The Royal Meteorological Society is again running a FREE online FutureLearn course, “Come Rain or Shine” on 19th June!
This free, online course has been developed jointly with University of Reading and will run for 3 weeks, although participants are free to work through it at their own pace – including after the finish date. This course is perfect for anyone who would like to brush up their understanding of our weather.
High pressure will build through the middle of this week meaning there will be lots of fine and dry weather about, though initially cloud will feed in from the west bringing a little drizzle in the north and west. As the high moves away on Thursday air from the south will move in turning things increasingly sunnier and warmer by the end of the week with highs of 28-29degC even possible in some parts.
Let's hope things stay sunny for the bank holiday!

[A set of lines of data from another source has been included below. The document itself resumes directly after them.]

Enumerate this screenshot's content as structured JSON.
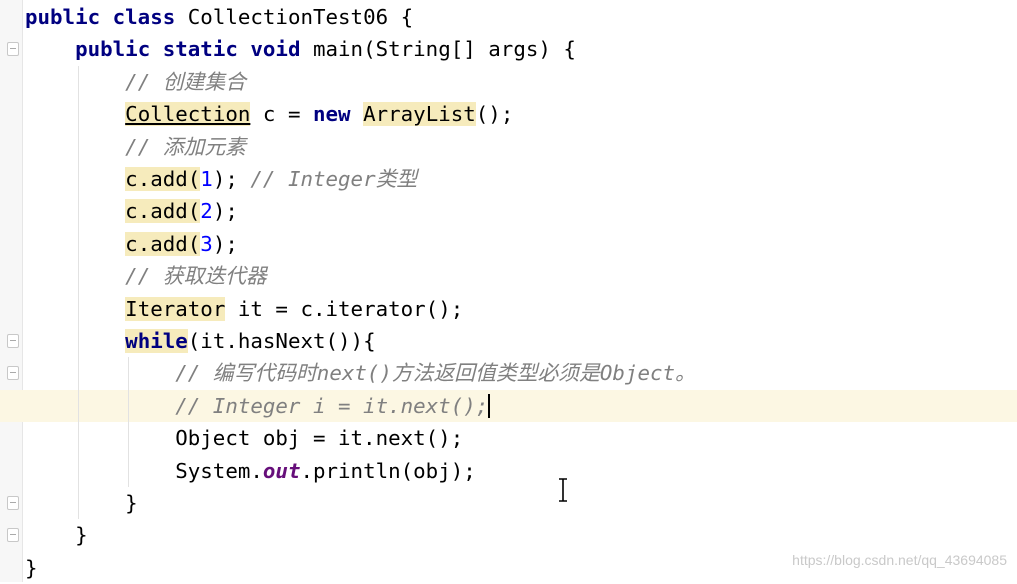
{
  "editor": {
    "current_line": 13,
    "fold_lines": [
      2,
      11,
      12,
      13,
      16,
      17
    ],
    "lines": [
      [
        {
          "t": "public class ",
          "k": "kw"
        },
        {
          "t": "CollectionTest06 {",
          "k": ""
        }
      ],
      [
        {
          "t": "    "
        },
        {
          "t": "public static void ",
          "k": "kw"
        },
        {
          "t": "main(String[] args) {",
          "k": ""
        }
      ],
      [
        {
          "t": "        "
        },
        {
          "t": "// 创建集合",
          "k": "cm"
        }
      ],
      [
        {
          "t": "        "
        },
        {
          "t": "Collection",
          "k": "hl ul"
        },
        {
          "t": " c = "
        },
        {
          "t": "new",
          "k": "kw"
        },
        {
          "t": " "
        },
        {
          "t": "ArrayList",
          "k": "hl"
        },
        {
          "t": "();"
        }
      ],
      [
        {
          "t": "        "
        },
        {
          "t": "// 添加元素",
          "k": "cm"
        }
      ],
      [
        {
          "t": "        "
        },
        {
          "t": "c.add(",
          "k": "hl"
        },
        {
          "t": "1",
          "k": "num"
        },
        {
          "t": "); "
        },
        {
          "t": "// Integer类型",
          "k": "cm"
        }
      ],
      [
        {
          "t": "        "
        },
        {
          "t": "c.add(",
          "k": "hl"
        },
        {
          "t": "2",
          "k": "num"
        },
        {
          "t": ");"
        }
      ],
      [
        {
          "t": "        "
        },
        {
          "t": "c.add(",
          "k": "hl"
        },
        {
          "t": "3",
          "k": "num"
        },
        {
          "t": ");"
        }
      ],
      [
        {
          "t": "        "
        },
        {
          "t": "// 获取迭代器",
          "k": "cm"
        }
      ],
      [
        {
          "t": "        "
        },
        {
          "t": "Iterator",
          "k": "hl"
        },
        {
          "t": " it = c.iterator();"
        }
      ],
      [
        {
          "t": "        "
        },
        {
          "t": "while",
          "k": "kw hl"
        },
        {
          "t": "(it.hasNext()){"
        }
      ],
      [
        {
          "t": "            "
        },
        {
          "t": "// 编写代码时next()方法返回值类型必须是Object。",
          "k": "cm"
        }
      ],
      [
        {
          "t": "            "
        },
        {
          "t": "// Integer i = it.next();",
          "k": "cm"
        }
      ],
      [
        {
          "t": "            "
        },
        {
          "t": "Object obj = it.next();"
        }
      ],
      [
        {
          "t": "            "
        },
        {
          "t": "System."
        },
        {
          "t": "out",
          "k": "sf"
        },
        {
          "t": ".println(obj);"
        }
      ],
      [
        {
          "t": "        "
        },
        {
          "t": "}"
        }
      ],
      [
        {
          "t": "    "
        },
        {
          "t": "}"
        }
      ],
      [
        {
          "t": "}"
        }
      ]
    ]
  },
  "watermark": "https://blog.csdn.net/qq_43694085"
}
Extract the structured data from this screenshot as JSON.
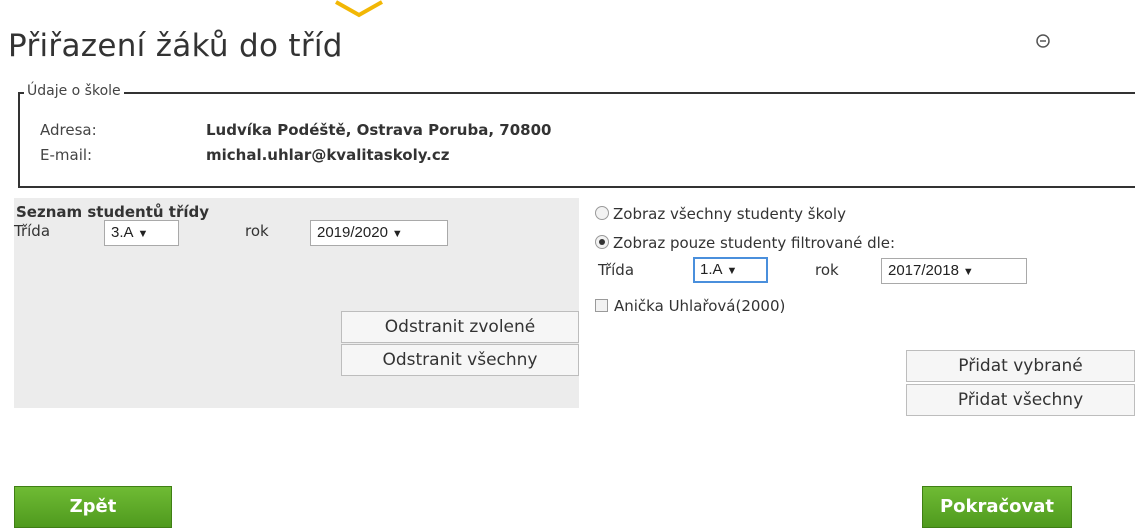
{
  "page": {
    "title": "Přiřazení žáků do tříd",
    "accent_color": "#f2b705",
    "collapse_icon": "minus-circle-icon"
  },
  "school": {
    "legend": "Údaje o škole",
    "address_label": "Adresa:",
    "address_value": "Ludvíka Podéště, Ostrava Poruba, 70800",
    "email_label": "E-mail:",
    "email_value": "michal.uhlar@kvalitaskoly.cz"
  },
  "class_list": {
    "title": "Seznam studentů třídy",
    "class_label": "Třída",
    "class_value": "3.A",
    "year_label": "rok",
    "year_value": "2019/2020",
    "remove_selected": "Odstranit zvolené",
    "remove_all": "Odstranit všechny"
  },
  "filter": {
    "option_all": "Zobraz všechny studenty školy",
    "option_filtered": "Zobraz pouze studenty filtrované dle:",
    "selected_option": "filtered",
    "class_label": "Třída",
    "class_value": "1.A",
    "year_label": "rok",
    "year_value": "2017/2018",
    "students": [
      "Anička Uhlařová(2000)"
    ],
    "add_selected": "Přidat vybrané",
    "add_all": "Přidat všechny"
  },
  "nav": {
    "back": "Zpět",
    "next": "Pokračovat",
    "button_color": "#5aa526"
  }
}
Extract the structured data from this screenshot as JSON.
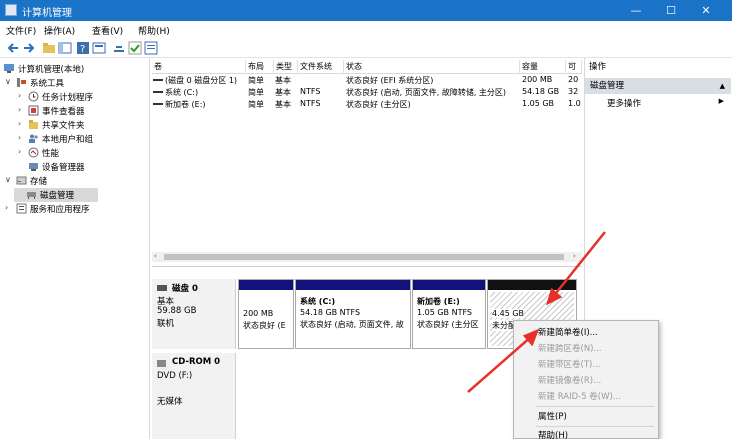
{
  "window": {
    "title": "计算机管理",
    "minimize": "—",
    "maximize": "☐",
    "close": "✕"
  },
  "menu": [
    "文件(F)",
    "操作(A)",
    "查看(V)",
    "帮助(H)"
  ],
  "tree": {
    "root": "计算机管理(本地)",
    "system_tools": "系统工具",
    "task_scheduler": "任务计划程序",
    "event_viewer": "事件查看器",
    "shared_folders": "共享文件夹",
    "local_users": "本地用户和组",
    "performance": "性能",
    "device_manager": "设备管理器",
    "storage": "存储",
    "disk_management": "磁盘管理",
    "services_apps": "服务和应用程序"
  },
  "volumes": {
    "headers": [
      "卷",
      "布局",
      "类型",
      "文件系统",
      "状态",
      "容量",
      "可"
    ],
    "rows": [
      [
        "(磁盘 0 磁盘分区 1)",
        "简单",
        "基本",
        "",
        "状态良好 (EFI 系统分区)",
        "200 MB",
        "20"
      ],
      [
        "系统 (C:)",
        "简单",
        "基本",
        "NTFS",
        "状态良好 (启动, 页面文件, 故障转储, 主分区)",
        "54.18 GB",
        "32"
      ],
      [
        "新加卷 (E:)",
        "简单",
        "基本",
        "NTFS",
        "状态良好 (主分区)",
        "1.05 GB",
        "1.0"
      ]
    ]
  },
  "disks": {
    "disk0": {
      "name": "磁盘 0",
      "type": "基本",
      "size": "59.88 GB",
      "status": "联机",
      "partitions": [
        {
          "size": "200 MB",
          "status": "状态良好 (E"
        },
        {
          "name": "系统 (C:)",
          "size": "54.18 GB NTFS",
          "status": "状态良好 (启动, 页面文件, 故"
        },
        {
          "name": "新加卷 (E:)",
          "size": "1.05 GB NTFS",
          "status": "状态良好 (主分区"
        },
        {
          "size": "4.45 GB",
          "status": "未分配"
        }
      ]
    },
    "cdrom0": {
      "name": "CD-ROM 0",
      "drive": "DVD (F:)",
      "media": "无媒体"
    }
  },
  "actions": {
    "header": "操作",
    "section": "磁盘管理",
    "more": "更多操作"
  },
  "context_menu": {
    "items": [
      {
        "label": "新建简单卷(I)...",
        "enabled": true
      },
      {
        "label": "新建跨区卷(N)...",
        "enabled": false
      },
      {
        "label": "新建带区卷(T)...",
        "enabled": false
      },
      {
        "label": "新建镜像卷(R)...",
        "enabled": false
      },
      {
        "label": "新建 RAID-5 卷(W)...",
        "enabled": false
      },
      {
        "label": "属性(P)",
        "enabled": true
      },
      {
        "label": "帮助(H)",
        "enabled": true
      }
    ]
  },
  "colors": {
    "titlebar": "#1a73c6",
    "partition_bar": "#12127a",
    "annotation_arrow": "#e8302a"
  }
}
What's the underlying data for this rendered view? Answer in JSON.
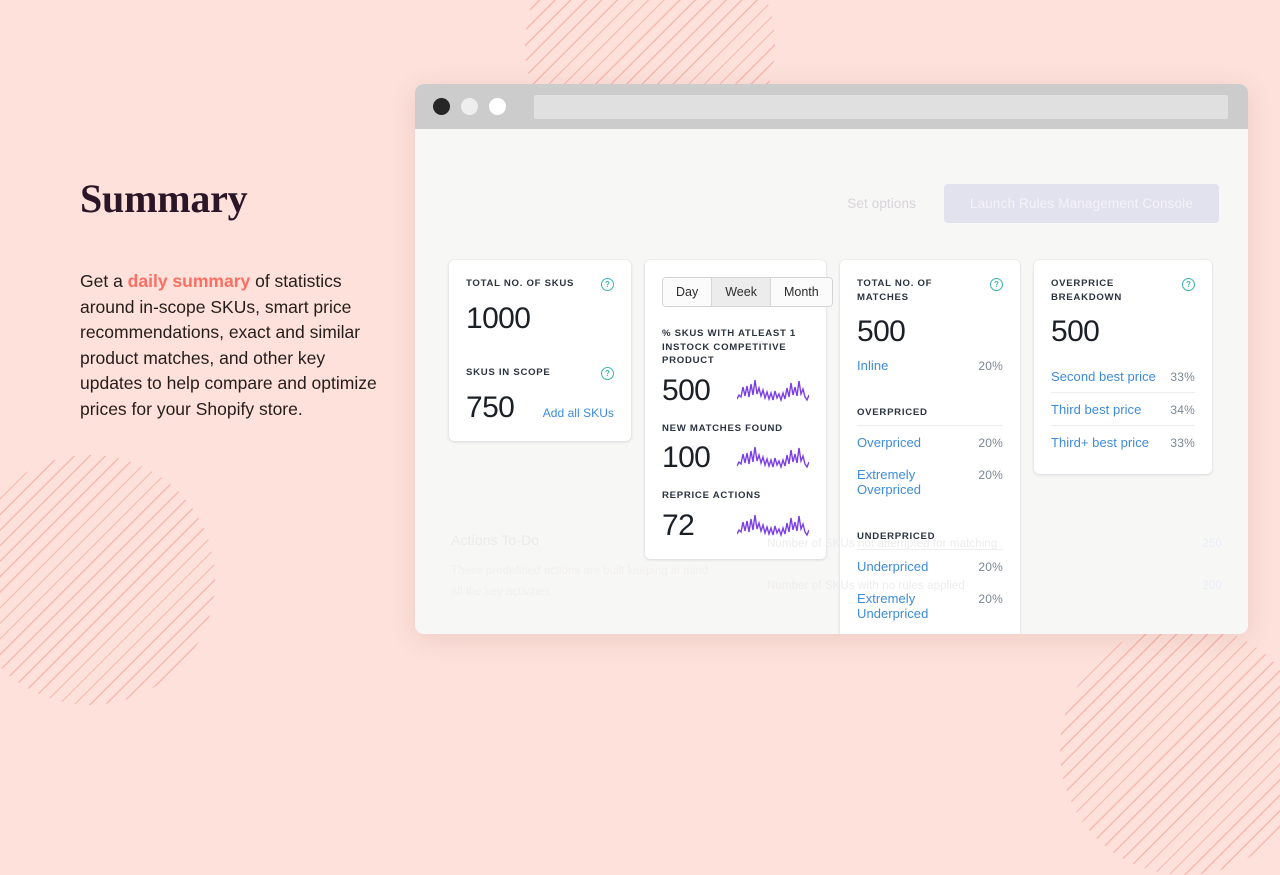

The Year of Polar Prediction has been launched and will take place from mid-2017 to mid-2019 (covering an entire year in both the Arctic and Antarctic). It is a concerted international campaign to improve predictions of weather, climate and ice conditions in the Arctic and Antarctic, in order to minimize the environmental risks, maximize the opportunities associated with rapid climate change in polar regions and to close the current gaps in polar forecasting capacity.
Clouds have always appeared in paintings, photographs and pictures, but images captured by amateur photographers confirmed the existence of a dramatic cloud form with a roughened, wavelike base. Citizen science has now helped experts to explain how the newly-recognised ‘wave-like’ asperitas cloud is formed.
Image: 'Steve' (Source: ESA - Dave Markel)
If Boaty McBoatface is anything to go by, social media has a lot to answer for when it comes to naming things for science. The most recent example of this is Steve; a recently discovered phenomenon all thanks to the power of social media and citizen scientists – something that wouldn’t have been possible 20 years ago.
Tornadoes. A climate view of tornadoes. Possibly the hardest brief yet. There is very little that is certain about climate change and tornadoes. When and where a tornado outbreak in the US occurs is predominantly determined by weather patterns that bring together the warm moist air from the Gulf of Mexico and the cold dry air from the North. Because these weather patterns are very variable from year to year, it is hard to establish any long term effect of climate change.